Mining Lead ores

Cerussite with Galena and Baryte
Lead ore: Cerussite with Galena and Baryte

Galena and Cerussite

The two chief lead ores are named galena and cerussite. The first of these, which is sulphide of lead, has a sparkling crystaline and silvery appearance. Small pieces of it were often used in the crystal detectors of early wireless sets. Cerussite, which is carbonate of lead, occurs as white or coloured crystals. The metal is extracted from the ore by smelting in a furnace.

Queer beliefs about lead
Most lead contains more or less silver, which is separated from the lead if the quantity present justifies the expense of doing so. The oldest of the several processes used is named cupellation. The lead is heated in a furnace and air is blown over it. The oxygen in the air joins forces with the lead and forms lead oxide, also called litharge. The silver refuses to combine and is left behind. The lead in the litharge can be recovered by mixing the substance with carbon and heating it, when the oxygen in it goes into partnership with the carbon as carbonic acid gas and parts company with the lead.

 

Galena
Galena

Galena
Galena is a common and popular mineral for rock hounds. Its characteristic cubes, distinctive cleavage and high density make it easy to identify and a favorite in high school geology labs. The structure of Galena is identical to that of halite, NaCl. The two minerals have the same crystal shapes, symmetry and cleavage. Some Galena may contain up to 1% silver in place of lead. The large volume of Galena that is processed for lead produces enough Silver as a by product to make Galena the leading ore of Silver.

To quote Allen N Wollscheidt,

“Galena, back 75 years ago, was the stuff — the crystal — of crystal radio sets. Surely you have heard of these — possibly your grand or great grandparents built radio receivers out of round Quaker Oats boxes, a few feet of copper wire, a pair of headphones and a little “cats-whisker-with crystal” gadget from the hardware store. Some worked so well, they could be heard across the room.

Galena is a natural semiconductor and so the forerunner, the enabler, of all the electronic gadgets we have today, from telephones to TVs to GPS navigating systems as well as all sorts of medical equipment — in short, modern life as we know it.”

http://www.galleries.com/Galena

Cerussite
Cerussite

Cerussite
Cerussite is a popular collection mineral. It is famous for its great sparkle, great density and amazing twinned crystals. Cerussite is a minor ore of lead. It has a very high luster due mostly to the lead content. Just as leaded crystal glass sparkles more brilliantly because of its lead content, so too does cerussite. The lead raises the index of refraction of cerussite to just over 2.07. The lead is also responsible for its increased specific gravity. Cerussite has one of the highest densities for a transparent mineral. It is over six and a half times as dense as water. Most rocks and minerals average only around three times the density of water.

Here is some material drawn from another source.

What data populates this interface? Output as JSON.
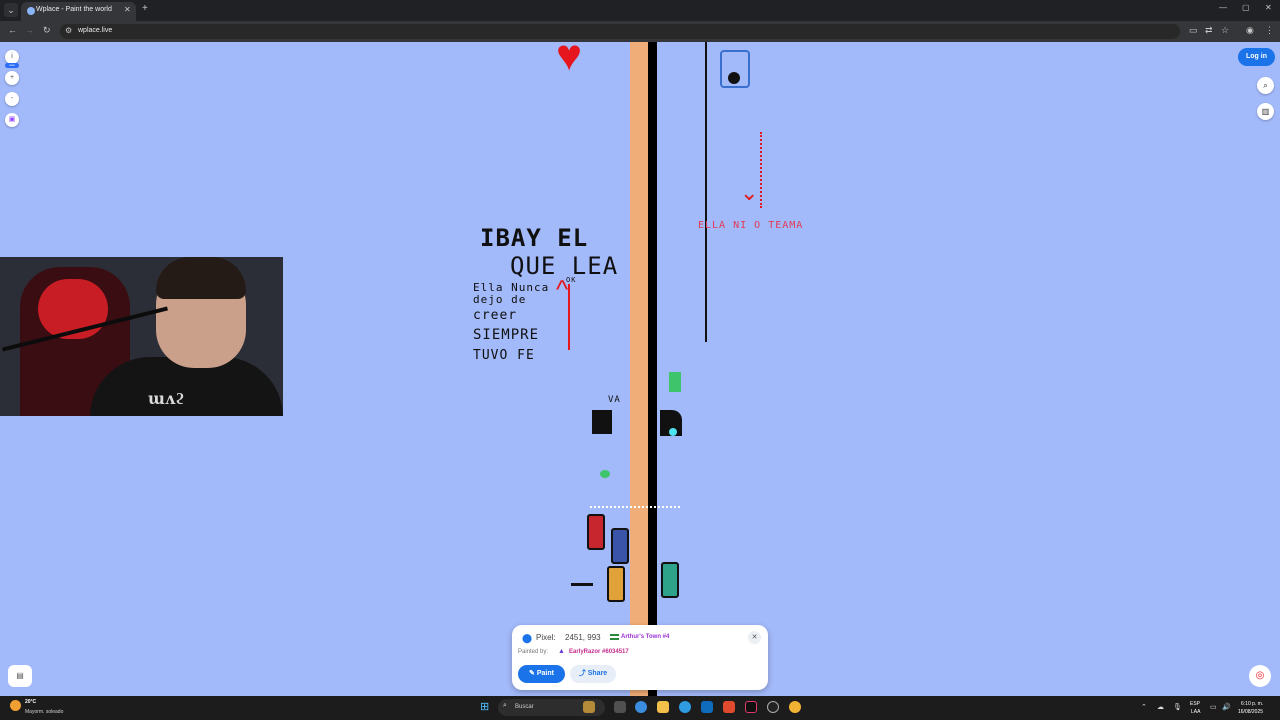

Cerussite is found in the oxidation zone of lead deposits usually associated with galena. Some specimens show cerussite crusts around a galena core as the oxidation was “caught in the act” so to speak. Cerussite can make nice associations with galena and another lead mineral anglesite, a yellow colored, lead sulfate.

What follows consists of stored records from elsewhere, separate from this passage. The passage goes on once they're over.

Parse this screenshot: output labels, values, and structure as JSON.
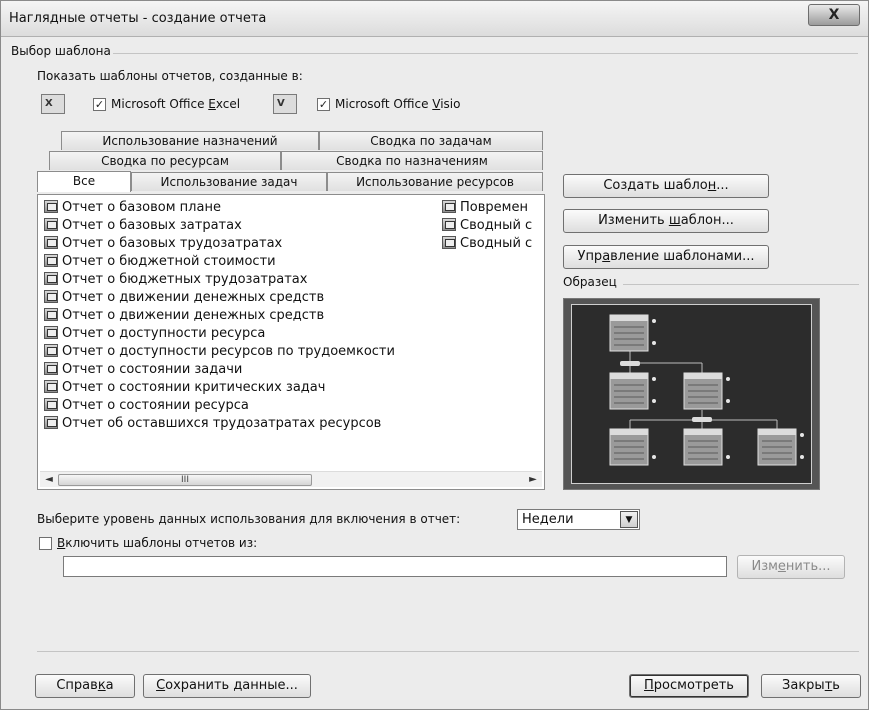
{
  "window": {
    "title": "Наглядные отчеты - создание отчета",
    "close_label": "X"
  },
  "template_group": {
    "label": "Выбор шаблона"
  },
  "show_templates": {
    "label": "Показать шаблоны отчетов, созданные в:",
    "excel": {
      "pre": "Microsoft Office ",
      "key": "E",
      "post": "xcel",
      "checked": true
    },
    "visio": {
      "pre": "Microsoft Office ",
      "key": "V",
      "post": "isio",
      "checked": true
    }
  },
  "tabs": {
    "row1": [
      "Использование назначений",
      "Сводка по задачам"
    ],
    "row2": [
      "Сводка по ресурсам",
      "Сводка по назначениям"
    ],
    "row3": [
      "Все",
      "Использование задач",
      "Использование ресурсов"
    ],
    "active": "Все"
  },
  "reports_col1": [
    "Отчет о базовом плане",
    "Отчет о базовых затратах",
    "Отчет о базовых трудозатратах",
    "Отчет о бюджетной стоимости",
    "Отчет о бюджетных трудозатратах",
    "Отчет о движении денежных средств",
    "Отчет о движении денежных средств",
    "Отчет о доступности ресурса",
    "Отчет о доступности ресурсов по трудоемкости",
    "Отчет о состоянии задачи",
    "Отчет о состоянии критических задач",
    "Отчет о состоянии ресурса",
    "Отчет об оставшихся трудозатратах ресурсов"
  ],
  "reports_col2": [
    "Повремен",
    "Сводный с",
    "Сводный с"
  ],
  "scrollbar": {
    "left": "◄",
    "thumb": "III",
    "right": "►"
  },
  "buttons": {
    "create": {
      "pre": "Создать шабло",
      "key": "н",
      "post": "..."
    },
    "edit": {
      "pre": "Изменить ",
      "key": "ш",
      "post": "аблон..."
    },
    "manage": {
      "pre": "Упр",
      "key": "а",
      "post": "вление шаблонами..."
    },
    "modify": {
      "pre": "Изм",
      "key": "е",
      "post": "нить..."
    },
    "help": {
      "pre": "Справ",
      "key": "к",
      "post": "а"
    },
    "save": {
      "pre": "",
      "key": "С",
      "post": "охранить данные..."
    },
    "view": {
      "pre": "",
      "key": "П",
      "post": "росмотреть"
    },
    "close": {
      "pre": "Закры",
      "key": "т",
      "post": "ь"
    }
  },
  "sample": {
    "label": "Образец"
  },
  "usage_level": {
    "label": "Выберите уровень данных использования для включения в отчет:",
    "value": "Недели"
  },
  "include_templates": {
    "pre": "",
    "key": "В",
    "post": "ключить шаблоны отчетов из:",
    "checked": false,
    "path": ""
  }
}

http://www.galleries.com/Cerussite

Rossie Lead Vein 1838
In this 1838 engraving we can clearly see an open unworked lead vein.

Lead Veins

Galena Vein
A view of Galena mineral veins. It was formed when hot hydrothermal fluids rich in minerals penetrated the limestone through cracks and crystalised out leaving the patterns. The main attraction is cubic minerals of Galena (PbS) which is lead sulphide.
Graig Fawr veins
In this photo of Graig Fawr we can see the open veins that were probably worked by early settlers and the Romans.